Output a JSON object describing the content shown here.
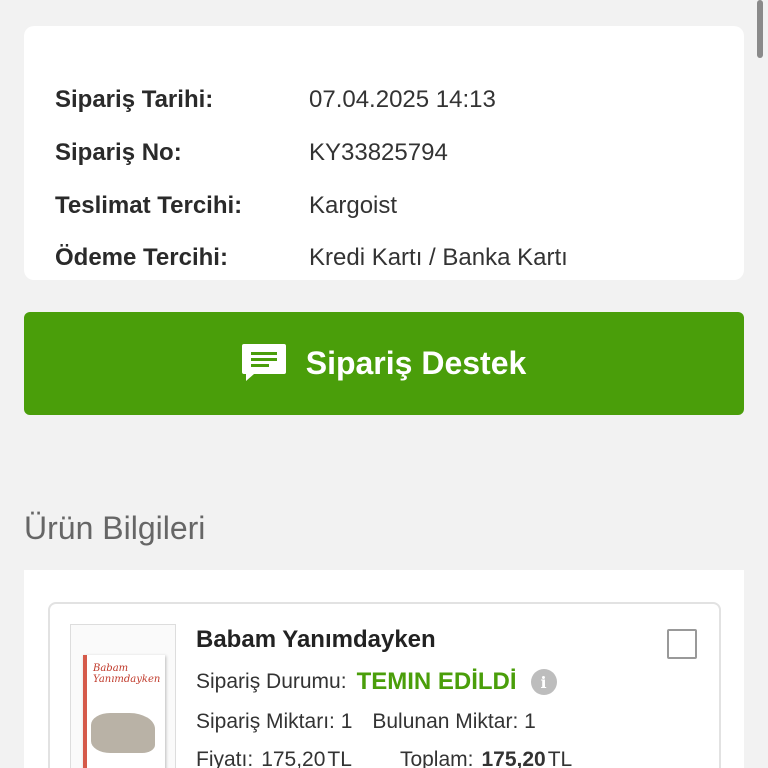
{
  "order_info": {
    "rows": [
      {
        "label": "Sipariş Tarihi:",
        "value": "07.04.2025 14:13"
      },
      {
        "label": "Sipariş No:",
        "value": "KY33825794"
      },
      {
        "label": "Teslimat Tercihi:",
        "value": "Kargoist"
      },
      {
        "label": "Ödeme Tercihi:",
        "value": "Kredi Kartı / Banka Kartı"
      }
    ]
  },
  "support_button": {
    "label": "Sipariş Destek",
    "icon": "chat-icon"
  },
  "section_title": "Ürün Bilgileri",
  "product": {
    "title": "Babam Yanımdayken",
    "cover_text": "Babam Yanımdayken",
    "status_label": "Sipariş Durumu:",
    "status_value": "TEMIN EDİLDİ",
    "status_info_icon": "info-icon",
    "ordered_qty_label": "Sipariş Miktarı: 1",
    "found_qty_label": "Bulunan Miktar: 1",
    "price_label": "Fiyatı:",
    "price_value": "175,20",
    "currency": "TL",
    "total_label": "Toplam:",
    "total_value": "175,20"
  },
  "colors": {
    "accent": "#4a9e0a",
    "background": "#f2f2f2"
  }
}
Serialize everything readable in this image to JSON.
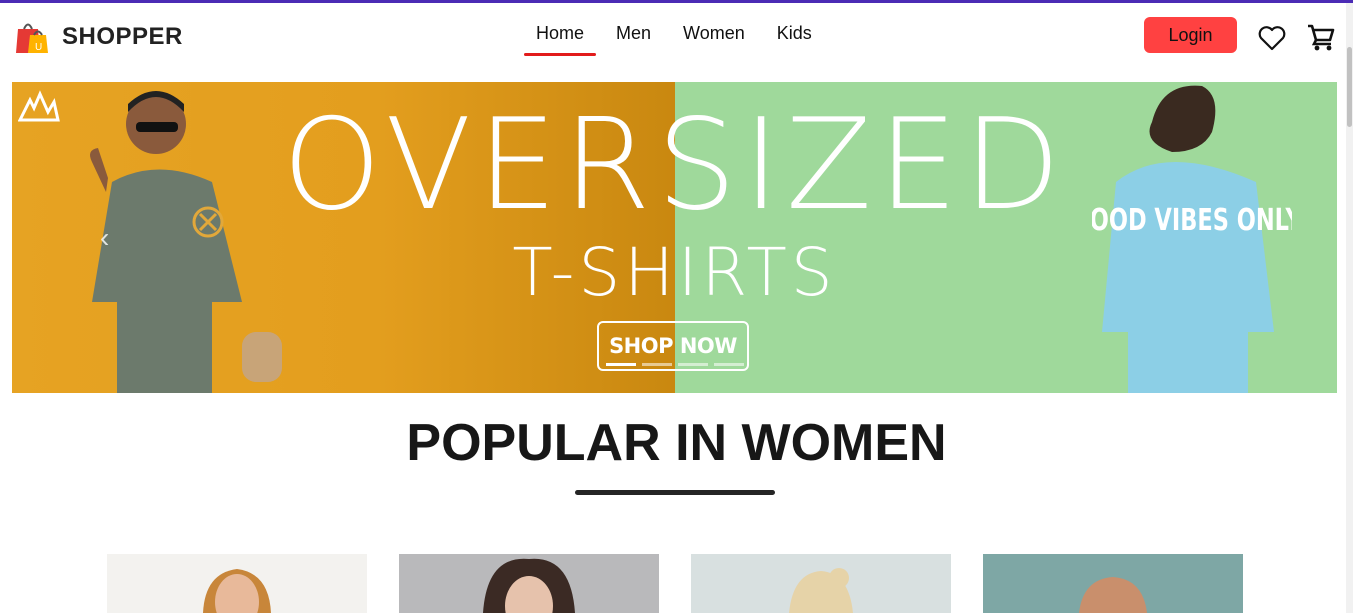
{
  "header": {
    "brand": "SHOPPER",
    "menu": [
      {
        "label": "Home",
        "active": true
      },
      {
        "label": "Men",
        "active": false
      },
      {
        "label": "Women",
        "active": false
      },
      {
        "label": "Kids",
        "active": false
      }
    ],
    "login_label": "Login",
    "icons": [
      "shopping-bag-logo-icon",
      "heart-icon",
      "cart-icon"
    ]
  },
  "banner": {
    "headline": "OVERSIZED",
    "subheadline": "T-SHIRTS",
    "cta": "SHOP NOW",
    "shirt_text": "GOOD VIBES ONLY",
    "colors": {
      "left": "#e3a020",
      "right": "#9fd99b"
    },
    "slides": 4,
    "active_slide": 1
  },
  "section": {
    "title": "POPULAR IN WOMEN"
  },
  "products": [
    {
      "bg": "#f3f2ef"
    },
    {
      "bg": "#b9b9bb"
    },
    {
      "bg": "#d8e0e0"
    },
    {
      "bg": "#7ea7a5"
    }
  ],
  "accent": "#ff4141",
  "top_border": "#4b2bb5"
}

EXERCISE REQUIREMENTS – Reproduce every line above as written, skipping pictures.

WRITTEN REPLY –
Output a JSON object describing the content shown here.
{
  "order_info": {
    "rows": [
      {
        "label": "Sipariş Tarihi:",
        "value": "07.04.2025 14:13"
      },
      {
        "label": "Sipariş No:",
        "value": "KY33825794"
      },
      {
        "label": "Teslimat Tercihi:",
        "value": "Kargoist"
      },
      {
        "label": "Ödeme Tercihi:",
        "value": "Kredi Kartı / Banka Kartı"
      }
    ]
  },
  "support_button": {
    "label": "Sipariş Destek",
    "icon": "chat-icon"
  },
  "section_title": "Ürün Bilgileri",
  "product": {
    "title": "Babam Yanımdayken",
    "cover_text": "Babam Yanımdayken",
    "status_label": "Sipariş Durumu:",
    "status_value": "TEMIN EDİLDİ",
    "status_info_icon": "info-icon",
    "ordered_qty_label": "Sipariş Miktarı: 1",
    "found_qty_label": "Bulunan Miktar: 1",
    "price_label": "Fiyatı:",
    "price_value": "175,20",
    "currency": "TL",
    "total_label": "Toplam:",
    "total_value": "175,20"
  },
  "colors": {
    "accent": "#4a9e0a",
    "background": "#f2f2f2"
  }
}
Serialize everything readable in this image to JSON.
{
  "header": {
    "brand": "SHOPPER",
    "menu": [
      {
        "label": "Home",
        "active": true
      },
      {
        "label": "Men",
        "active": false
      },
      {
        "label": "Women",
        "active": false
      },
      {
        "label": "Kids",
        "active": false
      }
    ],
    "login_label": "Login",
    "icons": [
      "shopping-bag-logo-icon",
      "heart-icon",
      "cart-icon"
    ]
  },
  "banner": {
    "headline": "OVERSIZED",
    "subheadline": "T-SHIRTS",
    "cta": "SHOP NOW",
    "shirt_text": "GOOD VIBES ONLY",
    "colors": {
      "left": "#e3a020",
      "right": "#9fd99b"
    },
    "slides": 4,
    "active_slide": 1
  },
  "section": {
    "title": "POPULAR IN WOMEN"
  },
  "products": [
    {
      "bg": "#f3f2ef"
    },
    {
      "bg": "#b9b9bb"
    },
    {
      "bg": "#d8e0e0"
    },
    {
      "bg": "#7ea7a5"
    }
  ],
  "accent": "#ff4141",
  "top_border": "#4b2bb5"
}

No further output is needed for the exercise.